▶ [Material supplied]:
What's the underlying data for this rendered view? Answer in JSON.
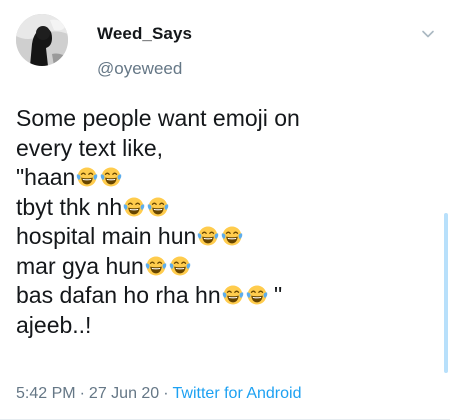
{
  "author": {
    "display_name": "Weed_Says",
    "handle": "@oyeweed",
    "avatar_icon": "profile-avatar"
  },
  "tweet": {
    "lines": [
      {
        "text": "Some people want emoji on",
        "emojis": 0,
        "trail": ""
      },
      {
        "text": "every text like,",
        "emojis": 0,
        "trail": ""
      },
      {
        "text": "\"haan",
        "emojis": 2,
        "trail": ""
      },
      {
        "text": "tbyt thk nh",
        "emojis": 2,
        "trail": ""
      },
      {
        "text": "hospital main hun",
        "emojis": 2,
        "trail": ""
      },
      {
        "text": "mar gya hun",
        "emojis": 2,
        "trail": ""
      },
      {
        "text": "bas dafan ho rha hn",
        "emojis": 2,
        "trail": " \""
      },
      {
        "text": "ajeeb..!",
        "emojis": 0,
        "trail": ""
      }
    ],
    "emoji_name": "face-with-tears-of-joy"
  },
  "meta": {
    "time": "5:42 PM",
    "separator": "·",
    "date": "27 Jun 20",
    "source": "Twitter for Android"
  },
  "colors": {
    "link": "#1da1f2",
    "secondary_text": "#657786",
    "primary_text": "#14171a"
  }
}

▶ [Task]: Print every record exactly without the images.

▶ [Reply to the task]:
What's the underlying data for this rendered view? Answer in JSON.
{
  "author": {
    "display_name": "Weed_Says",
    "handle": "@oyeweed",
    "avatar_icon": "profile-avatar"
  },
  "tweet": {
    "lines": [
      {
        "text": "Some people want emoji on",
        "emojis": 0,
        "trail": ""
      },
      {
        "text": "every text like,",
        "emojis": 0,
        "trail": ""
      },
      {
        "text": "\"haan",
        "emojis": 2,
        "trail": ""
      },
      {
        "text": "tbyt thk nh",
        "emojis": 2,
        "trail": ""
      },
      {
        "text": "hospital main hun",
        "emojis": 2,
        "trail": ""
      },
      {
        "text": "mar gya hun",
        "emojis": 2,
        "trail": ""
      },
      {
        "text": "bas dafan ho rha hn",
        "emojis": 2,
        "trail": " \""
      },
      {
        "text": "ajeeb..!",
        "emojis": 0,
        "trail": ""
      }
    ],
    "emoji_name": "face-with-tears-of-joy"
  },
  "meta": {
    "time": "5:42 PM",
    "separator": "·",
    "date": "27 Jun 20",
    "source": "Twitter for Android"
  },
  "colors": {
    "link": "#1da1f2",
    "secondary_text": "#657786",
    "primary_text": "#14171a"
  }
}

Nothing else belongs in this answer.